→ **ASSIGNMENT**
Below is a listing. Copy each line of it that holds the word "holder".

→ **EXERCISE MATERIALS**
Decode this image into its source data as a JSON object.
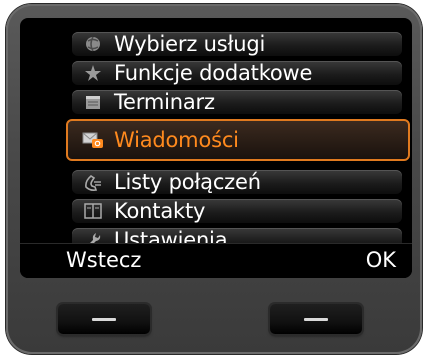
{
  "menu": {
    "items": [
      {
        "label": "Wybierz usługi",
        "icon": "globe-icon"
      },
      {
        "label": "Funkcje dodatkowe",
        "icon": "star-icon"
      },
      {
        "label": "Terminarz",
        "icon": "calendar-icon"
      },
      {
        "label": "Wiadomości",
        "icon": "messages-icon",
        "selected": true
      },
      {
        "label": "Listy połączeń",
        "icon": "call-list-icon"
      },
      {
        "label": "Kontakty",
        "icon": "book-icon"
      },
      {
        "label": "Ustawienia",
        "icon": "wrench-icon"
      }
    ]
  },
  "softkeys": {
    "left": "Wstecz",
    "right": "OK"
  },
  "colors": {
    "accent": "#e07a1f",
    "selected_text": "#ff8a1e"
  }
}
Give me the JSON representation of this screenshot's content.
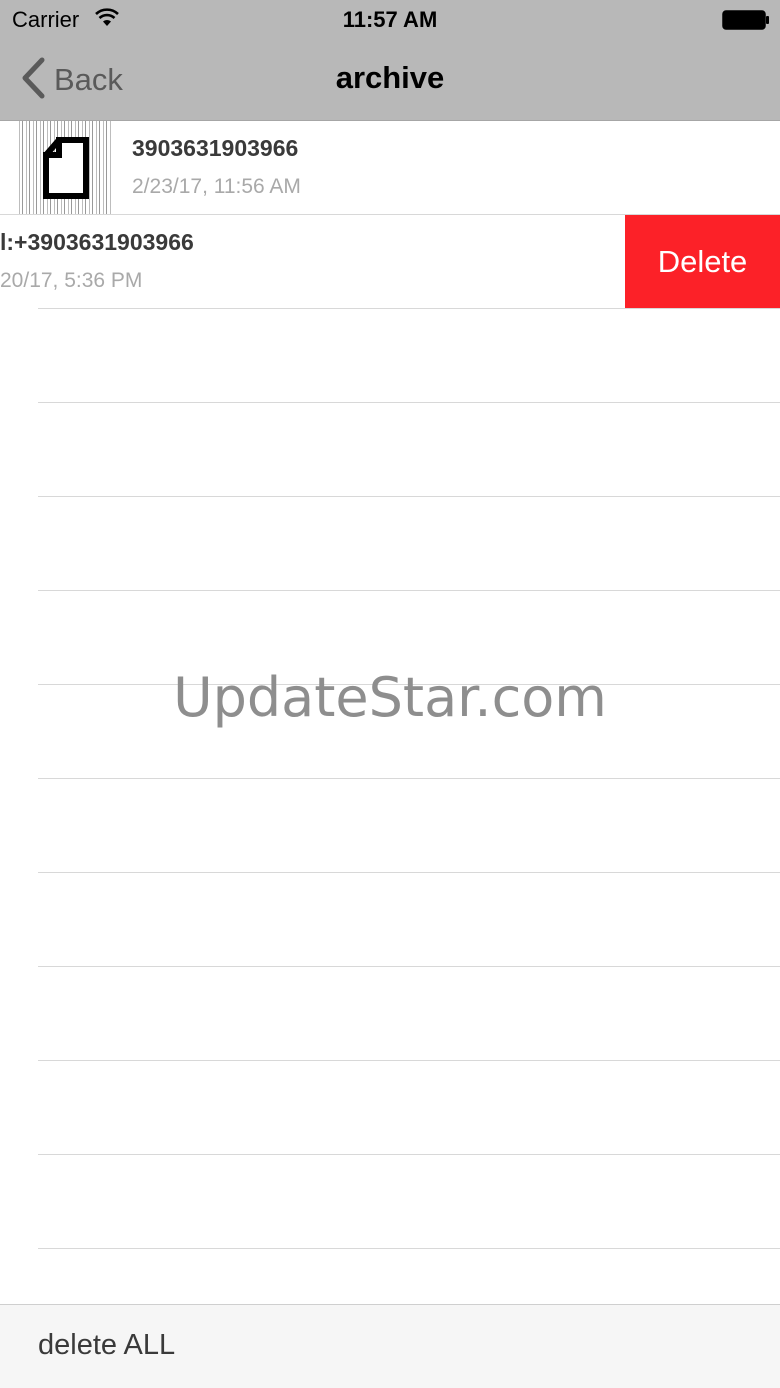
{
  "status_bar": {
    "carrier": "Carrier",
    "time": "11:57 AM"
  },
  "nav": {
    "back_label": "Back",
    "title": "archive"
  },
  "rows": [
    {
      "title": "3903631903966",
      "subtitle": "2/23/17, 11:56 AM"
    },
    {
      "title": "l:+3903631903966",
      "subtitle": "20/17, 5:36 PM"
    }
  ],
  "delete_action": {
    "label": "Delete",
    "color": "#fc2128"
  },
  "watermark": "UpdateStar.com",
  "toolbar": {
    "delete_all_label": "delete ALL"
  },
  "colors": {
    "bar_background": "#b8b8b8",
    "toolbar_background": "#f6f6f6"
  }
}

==

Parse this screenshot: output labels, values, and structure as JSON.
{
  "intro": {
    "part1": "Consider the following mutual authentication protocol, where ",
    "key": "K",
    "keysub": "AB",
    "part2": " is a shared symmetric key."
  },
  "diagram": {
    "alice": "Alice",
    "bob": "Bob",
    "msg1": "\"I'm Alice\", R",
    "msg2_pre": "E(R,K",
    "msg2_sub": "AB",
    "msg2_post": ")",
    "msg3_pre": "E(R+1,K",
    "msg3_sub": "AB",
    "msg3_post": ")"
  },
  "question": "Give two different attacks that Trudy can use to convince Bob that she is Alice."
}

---

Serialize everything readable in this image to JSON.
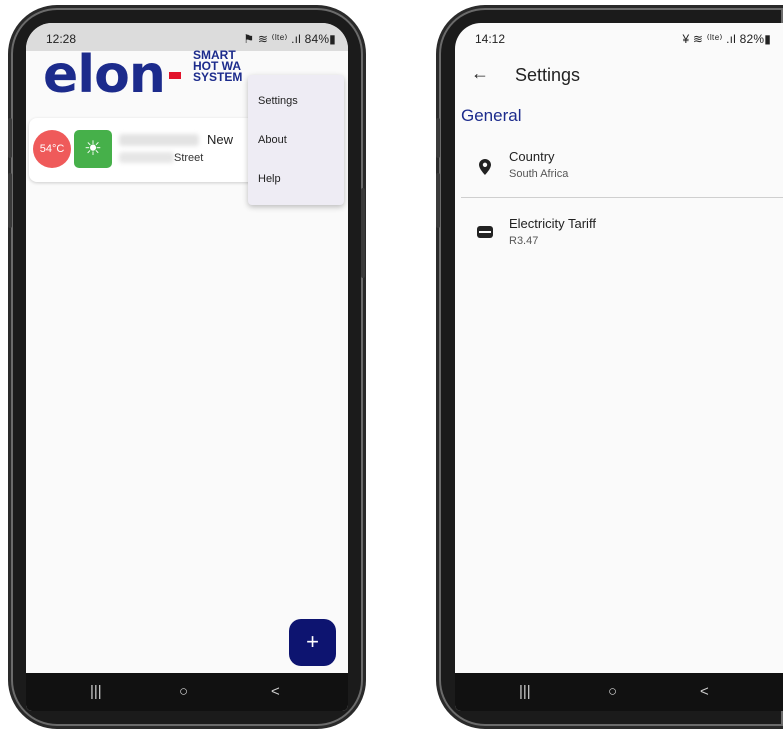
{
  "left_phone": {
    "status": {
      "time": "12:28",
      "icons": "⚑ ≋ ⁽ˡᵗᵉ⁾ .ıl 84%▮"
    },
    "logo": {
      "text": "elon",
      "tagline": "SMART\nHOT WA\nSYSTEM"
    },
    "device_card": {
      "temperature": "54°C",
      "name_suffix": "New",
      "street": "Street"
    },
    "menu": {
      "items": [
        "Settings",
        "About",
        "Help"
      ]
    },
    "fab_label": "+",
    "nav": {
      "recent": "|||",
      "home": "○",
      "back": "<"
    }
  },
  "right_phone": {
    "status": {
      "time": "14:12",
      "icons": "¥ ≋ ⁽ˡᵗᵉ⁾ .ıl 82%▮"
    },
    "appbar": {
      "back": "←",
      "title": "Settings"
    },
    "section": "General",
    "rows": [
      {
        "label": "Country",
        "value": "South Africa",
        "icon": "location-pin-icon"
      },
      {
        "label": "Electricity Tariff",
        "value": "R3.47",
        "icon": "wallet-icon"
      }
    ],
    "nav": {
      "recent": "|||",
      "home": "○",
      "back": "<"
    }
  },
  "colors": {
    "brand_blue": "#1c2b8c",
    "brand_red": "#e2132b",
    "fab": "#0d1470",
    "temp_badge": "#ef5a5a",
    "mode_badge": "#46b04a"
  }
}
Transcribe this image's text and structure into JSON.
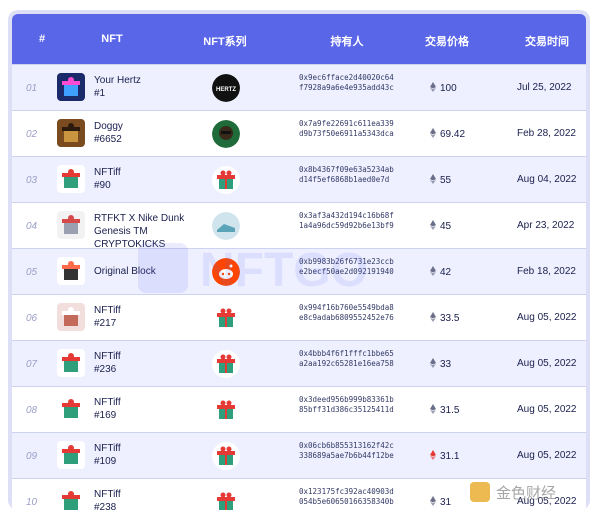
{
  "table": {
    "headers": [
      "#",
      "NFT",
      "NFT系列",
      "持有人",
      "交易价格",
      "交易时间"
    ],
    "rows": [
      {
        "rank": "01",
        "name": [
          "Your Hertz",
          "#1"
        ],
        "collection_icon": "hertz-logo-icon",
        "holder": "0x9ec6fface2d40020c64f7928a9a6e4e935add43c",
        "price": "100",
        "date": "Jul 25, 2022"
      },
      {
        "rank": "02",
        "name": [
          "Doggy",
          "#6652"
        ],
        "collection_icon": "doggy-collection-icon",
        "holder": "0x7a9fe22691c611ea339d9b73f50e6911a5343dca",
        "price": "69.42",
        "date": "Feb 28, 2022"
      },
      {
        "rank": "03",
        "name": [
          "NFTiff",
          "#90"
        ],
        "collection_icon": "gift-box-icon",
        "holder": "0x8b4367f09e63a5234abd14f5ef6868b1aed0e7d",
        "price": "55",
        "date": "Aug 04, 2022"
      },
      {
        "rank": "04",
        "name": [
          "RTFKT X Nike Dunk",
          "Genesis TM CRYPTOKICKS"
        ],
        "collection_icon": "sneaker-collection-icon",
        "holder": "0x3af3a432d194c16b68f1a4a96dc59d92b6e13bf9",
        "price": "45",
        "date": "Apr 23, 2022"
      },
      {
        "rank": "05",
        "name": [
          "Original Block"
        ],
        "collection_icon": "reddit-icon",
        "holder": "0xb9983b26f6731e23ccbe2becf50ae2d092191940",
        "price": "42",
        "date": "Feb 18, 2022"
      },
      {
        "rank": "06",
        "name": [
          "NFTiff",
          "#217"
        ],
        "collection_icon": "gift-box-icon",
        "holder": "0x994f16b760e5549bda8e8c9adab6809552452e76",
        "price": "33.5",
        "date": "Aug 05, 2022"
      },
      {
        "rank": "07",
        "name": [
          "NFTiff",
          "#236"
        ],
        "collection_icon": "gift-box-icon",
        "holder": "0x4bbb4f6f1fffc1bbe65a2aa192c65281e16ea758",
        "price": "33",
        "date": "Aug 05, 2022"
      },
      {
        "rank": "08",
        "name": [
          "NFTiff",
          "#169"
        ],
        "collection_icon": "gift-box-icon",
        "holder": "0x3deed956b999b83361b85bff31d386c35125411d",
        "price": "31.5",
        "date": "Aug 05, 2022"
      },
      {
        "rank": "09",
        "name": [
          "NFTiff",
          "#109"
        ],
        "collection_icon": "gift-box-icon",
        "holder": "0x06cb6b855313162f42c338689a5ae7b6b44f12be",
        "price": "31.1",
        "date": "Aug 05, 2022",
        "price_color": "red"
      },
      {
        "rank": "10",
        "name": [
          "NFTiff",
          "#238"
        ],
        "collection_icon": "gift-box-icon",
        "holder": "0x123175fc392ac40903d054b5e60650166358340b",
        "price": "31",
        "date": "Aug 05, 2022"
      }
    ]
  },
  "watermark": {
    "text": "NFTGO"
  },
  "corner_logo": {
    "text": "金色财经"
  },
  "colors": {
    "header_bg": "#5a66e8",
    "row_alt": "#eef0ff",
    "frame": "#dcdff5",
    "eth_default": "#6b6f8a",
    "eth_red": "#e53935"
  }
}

→ **SOLUTION BELOW**
        "holder": "0x9ec6fface2d40020c64f7928a9a6e4e935add43c",
        "holder": "0x7a9fe22691c611ea339d9b73f50e6911a5343dca",
        "holder": "0x8b4367f09e63a5234abd14f5ef6868b1aed0e7d",
        "holder": "0x3af3a432d194c16b68f1a4a96dc59d92b6e13bf9",
        "holder": "0xb9983b26f6731e23ccbe2becf50ae2d092191940",
        "holder": "0x994f16b760e5549bda8e8c9adab6809552452e76",
        "holder": "0x4bbb4f6f1fffc1bbe65a2aa192c65281e16ea758",
        "holder": "0x3deed956b999b83361b85bff31d386c35125411d",
        "holder": "0x06cb6b855313162f42c338689a5ae7b6b44f12be",
        "holder": "0x123175fc392ac40903d054b5e60650166358340b",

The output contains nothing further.